It’s Holy Week — the week leading up to Good Friday, Holy Saturday, and Easter — and Sufjan Stevens has dropped a new album. He couldn’t have timed its release any better, for the album sums up all of the joy and agony of Holy Week in ways I’ve rarely experienced it before.
The album, named Carrie & Lowell after his mother and step-father, could have been the Oregon album of his abandoned Fifty States project, with all of its Oregon name-drops (Spencer Butte, Eugene, Cottage Grove, the Tillamook Burn, Emerald Park, The Dalles, and more). From what he’s mentioned in various interviews, time spent in Oregon was a “season of hope” in an otherwise painful childhood. For his mother was bipolar and schizophrenic and struggled with substance abuse before dying of stomach cancer in 2012. Throughout his childhood, she abandoned him numerous times. Lowell Brams was married to her for five years but still remains an important part of Stevens’ life, running the music label, Asthmatic Kitty, which they formed together.

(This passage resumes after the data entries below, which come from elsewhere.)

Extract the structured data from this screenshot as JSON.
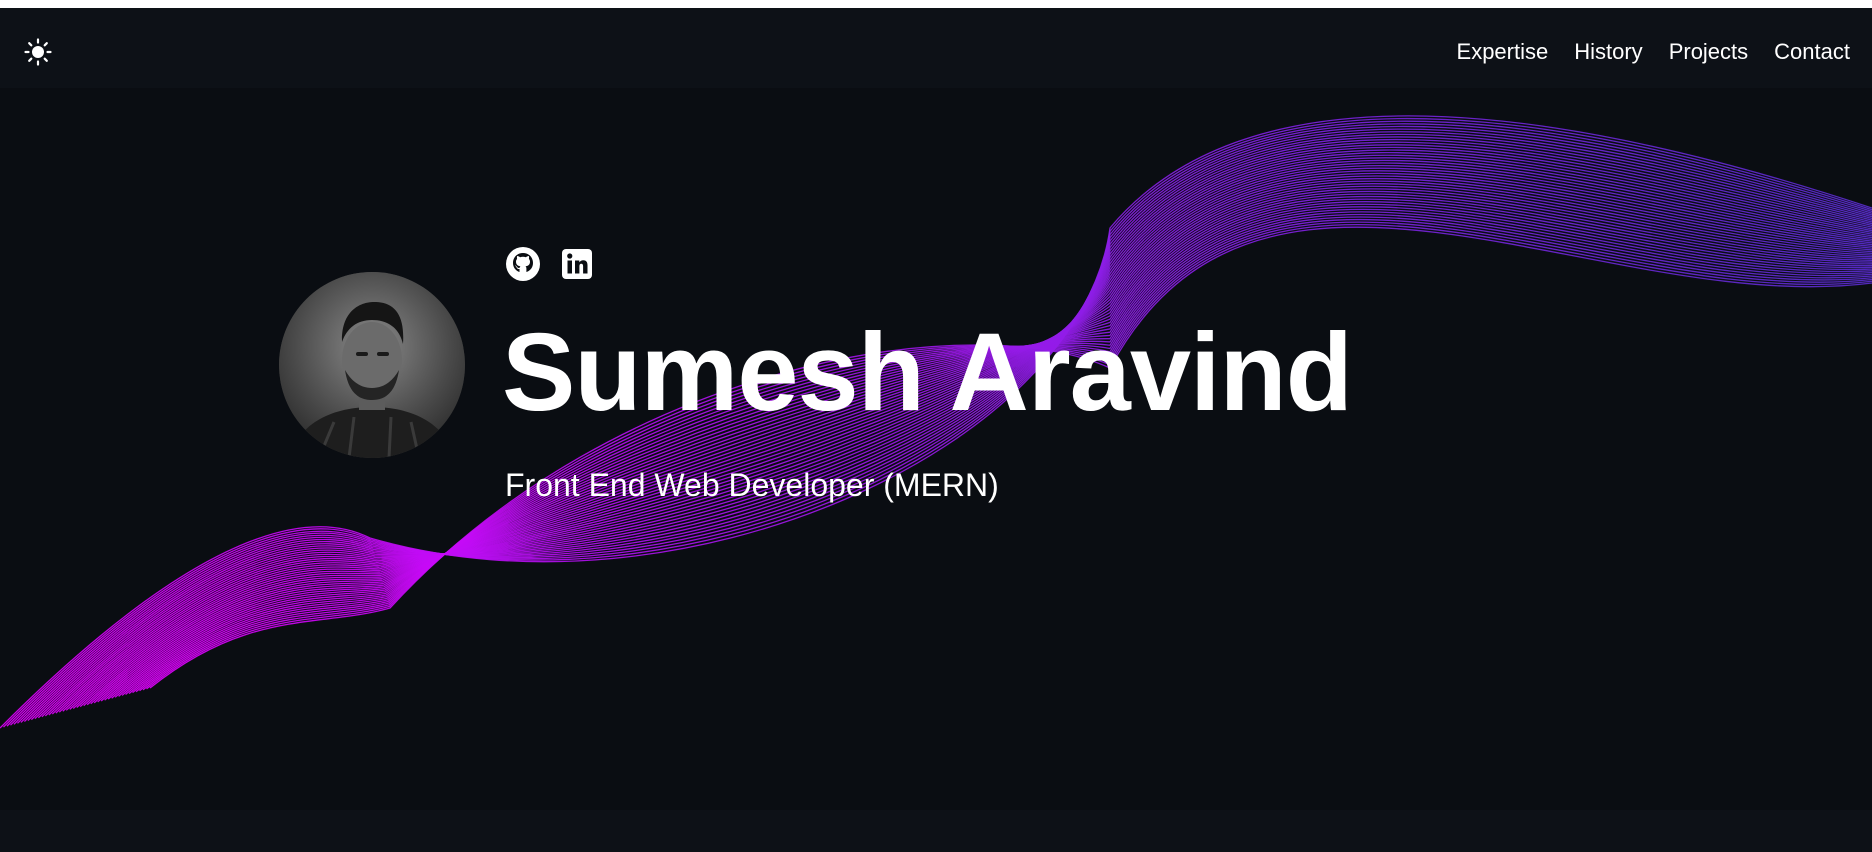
{
  "navbar": {
    "theme_toggle_icon": "sun-icon",
    "links": [
      {
        "label": "Expertise"
      },
      {
        "label": "History"
      },
      {
        "label": "Projects"
      },
      {
        "label": "Contact"
      }
    ]
  },
  "hero": {
    "avatar_icon": "profile-photo",
    "socials": [
      {
        "icon": "github-icon"
      },
      {
        "icon": "linkedin-icon"
      }
    ],
    "name": "Sumesh Aravind",
    "subtitle": "Front End Web Developer (MERN)"
  },
  "colors": {
    "page_bg": "#0d1117",
    "hero_bg": "#0a0d12",
    "text": "#ffffff",
    "wave_magenta": "#e000ff",
    "wave_purple": "#8a1ee6",
    "wave_indigo": "#5a2ccf"
  }
}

That story and those relationships are the fabric of the album which is heart-breaking to listen to, for suffering and death are everywhere in it. But Stevens doesn’t whine or sulk. He loves. He forgives. And not with an easy wave of the hand as if it doesn’t matter. His tenderness toward his mother reminds me of James Houston’s words: “To be an adult is to acknowledge how much your parents messed you up. To be mature is to forgive them.

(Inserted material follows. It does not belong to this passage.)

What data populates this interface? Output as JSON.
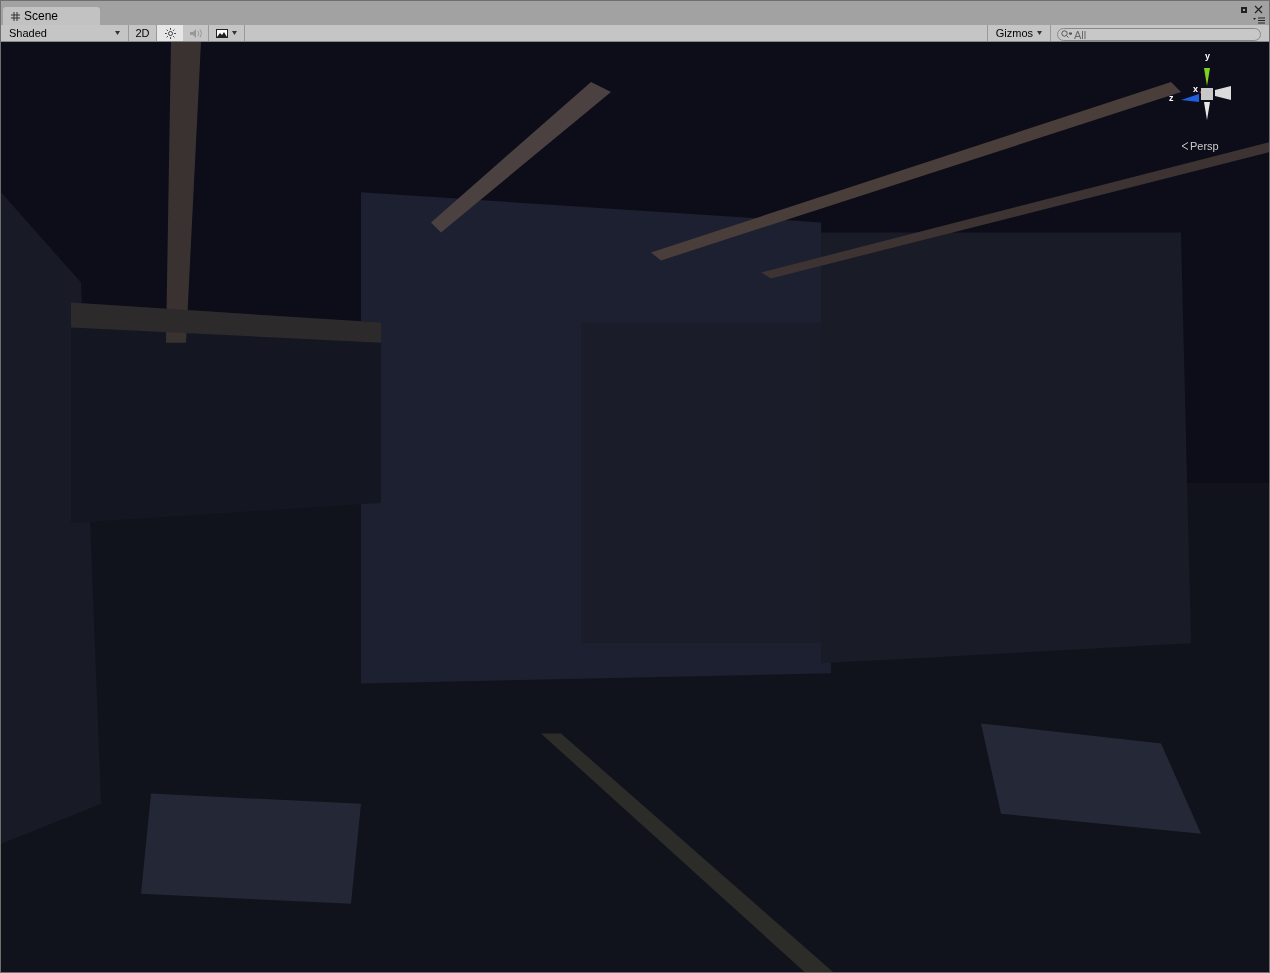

Along with dealing with abandonment, Stevens also expresses times of self-rejection in the album and times of confession. The barest of these is the simple, “F*** me, I’m falling apart” from the song “No Shade in the Shadow of the Cross.”

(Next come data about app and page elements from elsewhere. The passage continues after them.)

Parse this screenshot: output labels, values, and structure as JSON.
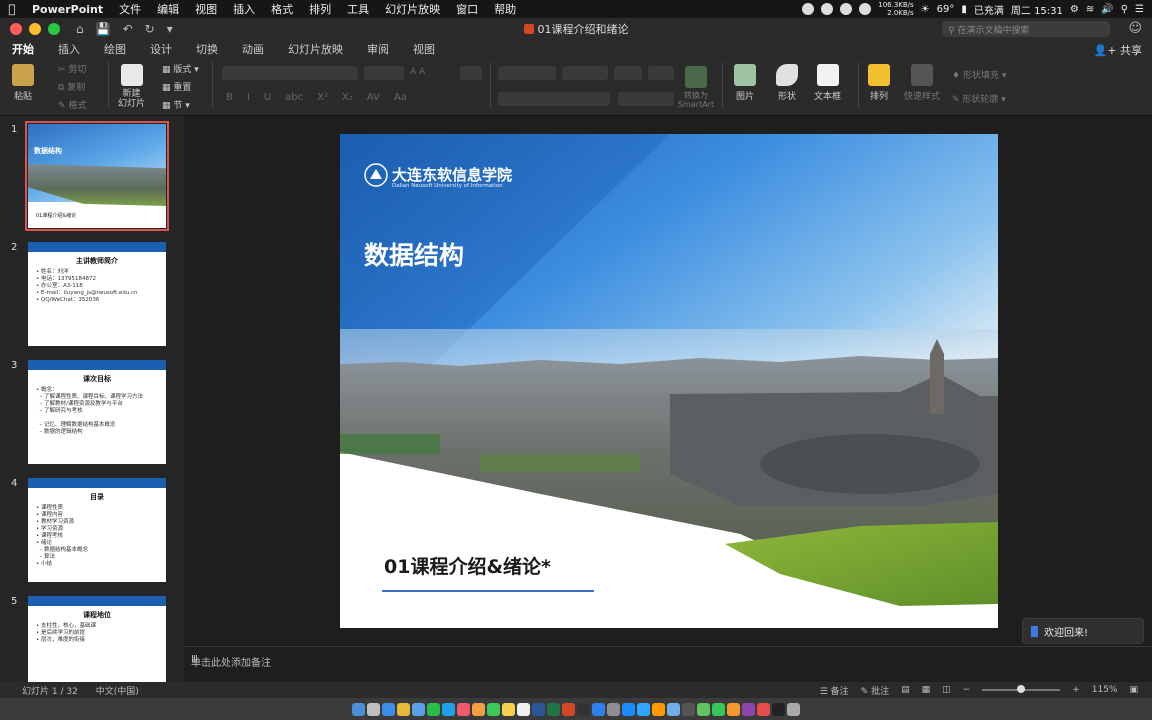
{
  "menubar": {
    "app_name": "PowerPoint",
    "menus": [
      "文件",
      "编辑",
      "视图",
      "插入",
      "格式",
      "排列",
      "工具",
      "幻灯片放映",
      "窗口",
      "帮助"
    ],
    "net_up": "106.3KB/s",
    "net_down": "2.0KB/s",
    "temperature": "69°",
    "battery": "已充满",
    "clock": "周二 15:31"
  },
  "window": {
    "title": "01课程介绍和绪论",
    "search_placeholder": "在演示文稿中搜索"
  },
  "ribbon_tabs": [
    "开始",
    "插入",
    "绘图",
    "设计",
    "切换",
    "动画",
    "幻灯片放映",
    "审阅",
    "视图"
  ],
  "active_tab": "开始",
  "share_label": "共享",
  "ribbon": {
    "paste": "粘贴",
    "cut": "剪切",
    "copy": "复制",
    "format": "格式",
    "new_slide": "新建\n幻灯片",
    "layout": "版式",
    "reset": "重置",
    "section": "节",
    "convert_smartart": "转换为\nSmartArt",
    "picture": "图片",
    "shape": "形状",
    "textbox": "文本框",
    "arrange": "排列",
    "quick_styles": "快速样式",
    "shape_fill": "形状填充",
    "shape_outline": "形状轮廓",
    "font_buttons": [
      "B",
      "I",
      "U",
      "abc",
      "X²",
      "X₂",
      "AV",
      "Aa"
    ],
    "grow_font": "A A"
  },
  "thumbnails": [
    {
      "number": "1",
      "title": "数据结构",
      "subtitle": "01课程介绍&绪论"
    },
    {
      "number": "2",
      "title": "主讲教师简介",
      "lines": "• 姓名：刘洋\n• 电话：13795184872\n• 办公室：A3-118\n• E-mail：liuyang_js@neusoft.edu.cn\n• QQ/WeChat：352036"
    },
    {
      "number": "3",
      "title": "课次目标",
      "lines": "• 概念：\n  – 了解课程性质、课程目标、课程学习方法\n  – 了解教材/课程资源及教学与平台\n  – 了解研究与考核\n\n  – 记忆、理解数据结构基本概念\n  – 数据的逻辑结构"
    },
    {
      "number": "4",
      "title": "目录",
      "lines": "• 课程性质\n• 课程内容\n• 教材学习资源\n• 学习资源\n• 课程考核\n• 绪论\n  – 数据结构基本概念\n  – 算法\n• 小结"
    },
    {
      "number": "5",
      "title": "课程地位",
      "lines": "• 支柱性，核心，基础课\n• 是后续学习的前提\n• 层次，难度的衔接"
    }
  ],
  "slide": {
    "university_cn": "大连东软信息学院",
    "university_en": "Dalian Neusoft University of Information",
    "title": "数据结构",
    "subtitle": "01课程介绍&绪论*"
  },
  "notes_placeholder": "单击此处添加备注",
  "toast": "欢迎回来!",
  "statusbar": {
    "slide_count": "幻灯片 1 / 32",
    "language": "中文(中国)",
    "notes": "备注",
    "comments": "批注",
    "zoom": "115%",
    "zoom_level": 0.5
  },
  "colors": {
    "accent": "#1c5fb2",
    "selection": "#d9534f",
    "traffic_red": "#fe5f57",
    "traffic_yellow": "#febc2e",
    "traffic_green": "#28c840"
  },
  "dock_icons": [
    "finder",
    "launchpad",
    "safari",
    "chrome",
    "mail",
    "wechat",
    "qq",
    "music",
    "photos",
    "messages",
    "notes",
    "calendar",
    "word",
    "excel",
    "powerpoint",
    "terminal",
    "vscode",
    "settings",
    "appstore",
    "photoshop",
    "illustrator",
    "preview",
    "calculator",
    "maps",
    "facetime",
    "books",
    "podcasts",
    "news",
    "stocks",
    "trash"
  ]
}
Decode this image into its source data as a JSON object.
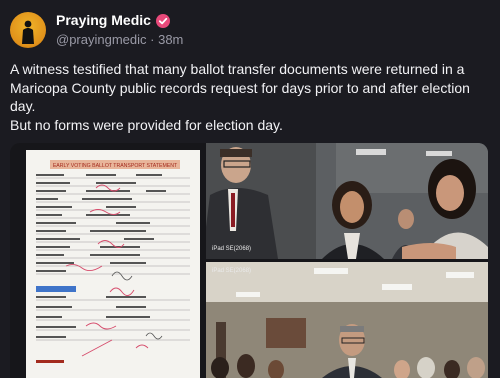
{
  "post": {
    "author_name": "Praying Medic",
    "author_handle": "@prayingmedic",
    "time_ago": "38m",
    "text_line1": "A witness testified that many ballot transfer documents were returned in a Maricopa County public records request for days prior to and after election day.",
    "text_line2": "But no forms were provided for election day."
  },
  "media": {
    "document_heading": "EARLY VOTING BALLOT TRANSPORT STATEMENT",
    "video_label_top": "iPad SE(2068)",
    "video_label_bottom": "iPad SE(2068)"
  },
  "colors": {
    "background": "#1b1b21",
    "verified_badge": "#e8497a",
    "avatar": "#e9a31c"
  }
}
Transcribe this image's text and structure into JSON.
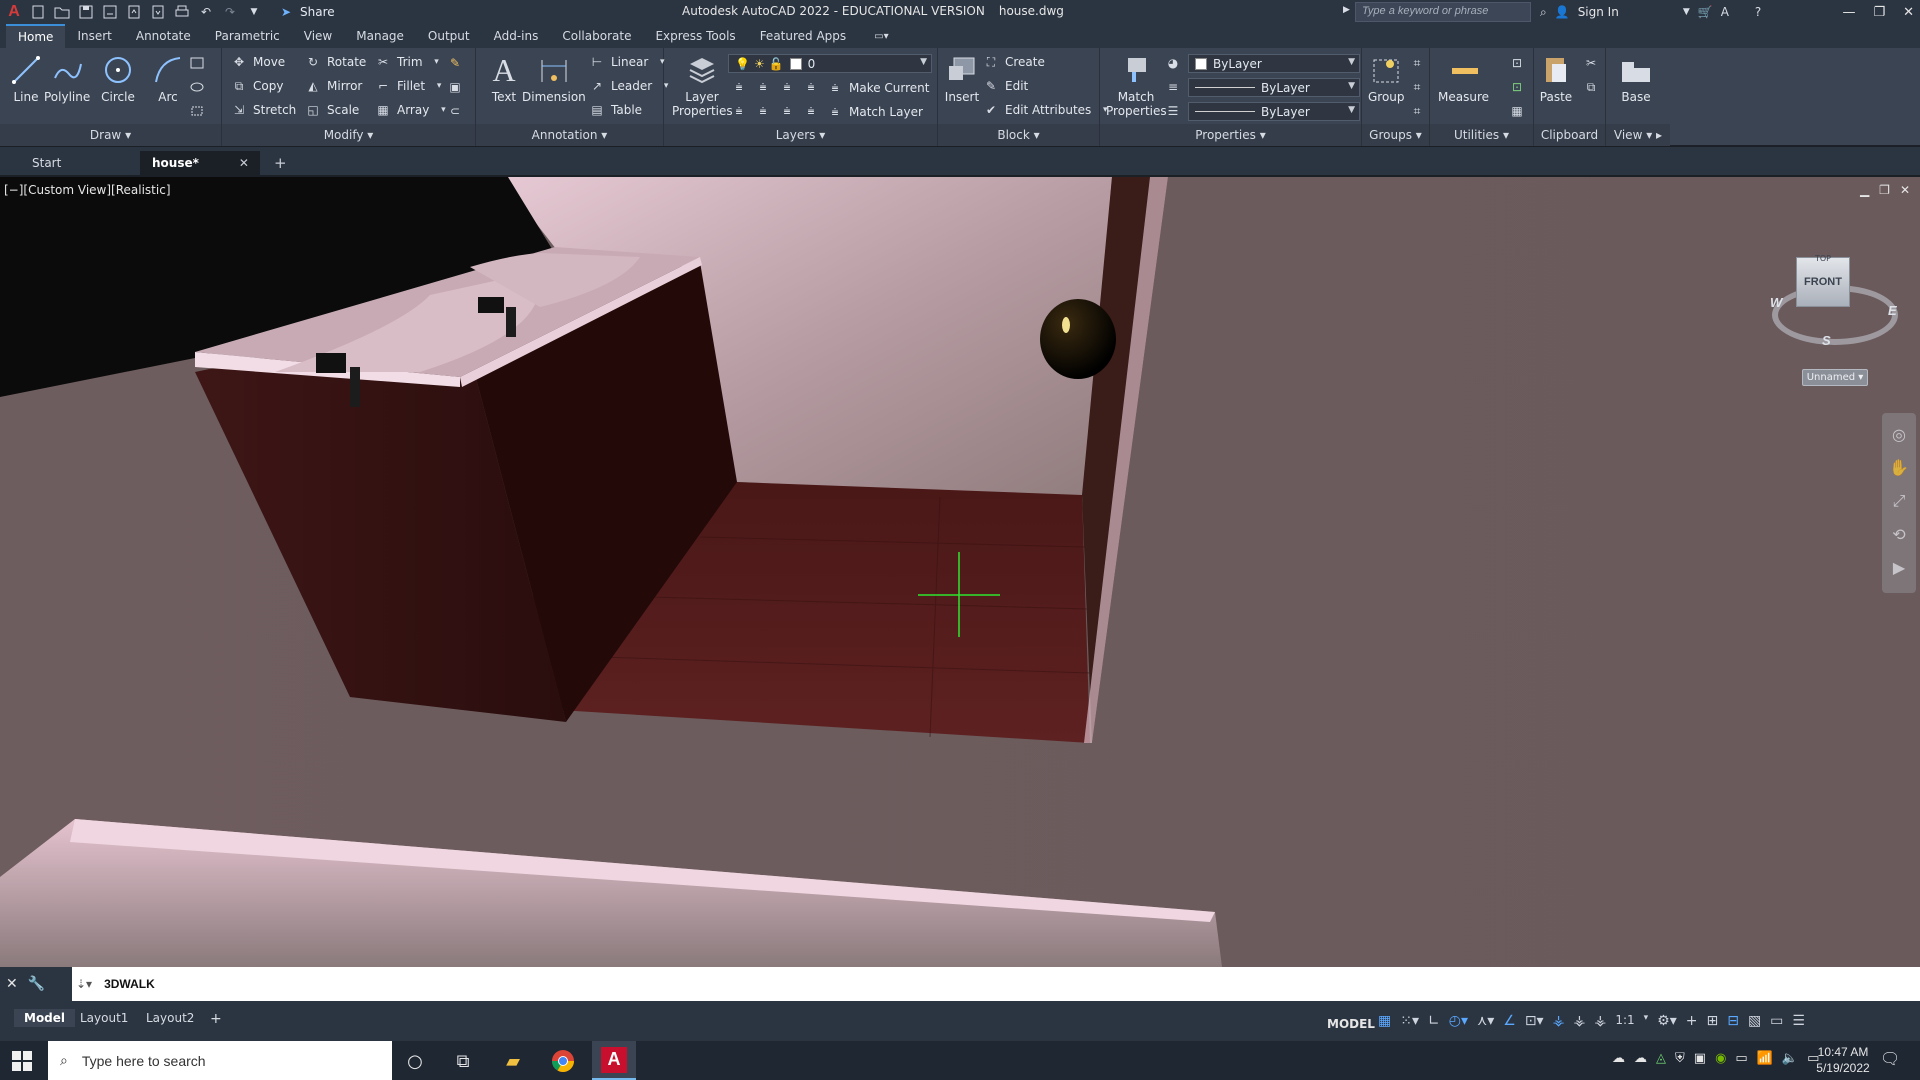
{
  "titlebar": {
    "app_title": "Autodesk AutoCAD 2022 - EDUCATIONAL VERSION",
    "file_name": "house.dwg",
    "share_label": "Share",
    "search_placeholder": "Type a keyword or phrase",
    "sign_in": "Sign In"
  },
  "ribbon_tabs": [
    "Home",
    "Insert",
    "Annotate",
    "Parametric",
    "View",
    "Manage",
    "Output",
    "Add-ins",
    "Collaborate",
    "Express Tools",
    "Featured Apps"
  ],
  "ribbon": {
    "draw": {
      "label": "Draw",
      "line": "Line",
      "polyline": "Polyline",
      "circle": "Circle",
      "arc": "Arc"
    },
    "modify": {
      "label": "Modify",
      "move": "Move",
      "rotate": "Rotate",
      "trim": "Trim",
      "copy": "Copy",
      "mirror": "Mirror",
      "fillet": "Fillet",
      "stretch": "Stretch",
      "scale": "Scale",
      "array": "Array"
    },
    "annotation": {
      "label": "Annotation",
      "text": "Text",
      "dimension": "Dimension",
      "linear": "Linear",
      "leader": "Leader",
      "table": "Table"
    },
    "layers": {
      "label": "Layers",
      "layer_properties": "Layer Properties",
      "current_layer": "0",
      "make_current": "Make Current",
      "match_layer": "Match Layer"
    },
    "block": {
      "label": "Block",
      "insert": "Insert",
      "create": "Create",
      "edit": "Edit",
      "edit_attributes": "Edit Attributes"
    },
    "properties": {
      "label": "Properties",
      "match_properties": "Match Properties",
      "color": "ByLayer",
      "linetype": "ByLayer",
      "lineweight": "ByLayer"
    },
    "groups": {
      "label": "Groups",
      "group": "Group"
    },
    "utilities": {
      "label": "Utilities",
      "measure": "Measure"
    },
    "clipboard": {
      "label": "Clipboard",
      "paste": "Paste"
    },
    "view": {
      "label": "View",
      "base": "Base"
    }
  },
  "doc_tabs": {
    "start": "Start",
    "active": "house*"
  },
  "viewport": {
    "label": "[−][Custom View][Realistic]",
    "viewcube_face": "FRONT",
    "viewcube_top": "TOP",
    "compass_w": "W",
    "compass_e": "E",
    "compass_s": "S",
    "wcs_label": "Unnamed"
  },
  "command": {
    "text": "3DWALK"
  },
  "layout_tabs": {
    "model": "Model",
    "layout1": "Layout1",
    "layout2": "Layout2"
  },
  "status": {
    "model": "MODEL",
    "scale": "1:1"
  },
  "taskbar": {
    "search": "Type here to search",
    "time": "10:47 AM",
    "date": "5/19/2022"
  },
  "colors": {
    "accent": "#3b8fd9",
    "ribbon_bg": "#3b4453",
    "titlebar_bg": "#2b3441",
    "floor": "#5a1f1f",
    "wall": "#6c5b5c"
  }
}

And no, there is no shade in the shadow of the cross. The cross is exposure. Just as Jesus was exposed, so are we. And Stevens shows us what that looks like with an honesty that isn’t exhibitionist. But even with the brutal moments of the album, there are its beautiful moments. Musically and vocally, there is a yearning that is aching and lovely at the same time. Often, the two are woven together lyrically as in the closing lines of “John My Beloved” — “Jesus, I need you be near me/Come shield me from fossils that follow my head/There’s only a shadow of me/In a matter of speaking I’m dead.” And again in the last lines of “Blue Bucket of Gold,” the final song of the album — “Lord, touch me with lightning/Raise your right hand/Tell me you’ll want me in your life/Or raise your red flag/Just when I want you in my life.”
In those lines, during this Holy Week, I hear echoes of Jesus on the cross. At one point he takes care of his mother and at another, he says, “I thirst.” At one point, he cries out, “My God, my God, why have you forsaken me?” and at another he trustingly breathes, “Into your hands, I commit my spirit.” Love and pain, anguish and trust. The whole human experience is here. None of it left out. All of it redeemable. All of it redeemed.
[The album inspired another post on death and forgiving our parents: https://petesantucci.wordpress.com/2015/04/01/life-after-mom-sufjan-stevens-and-how-to-forgive-your-parents/]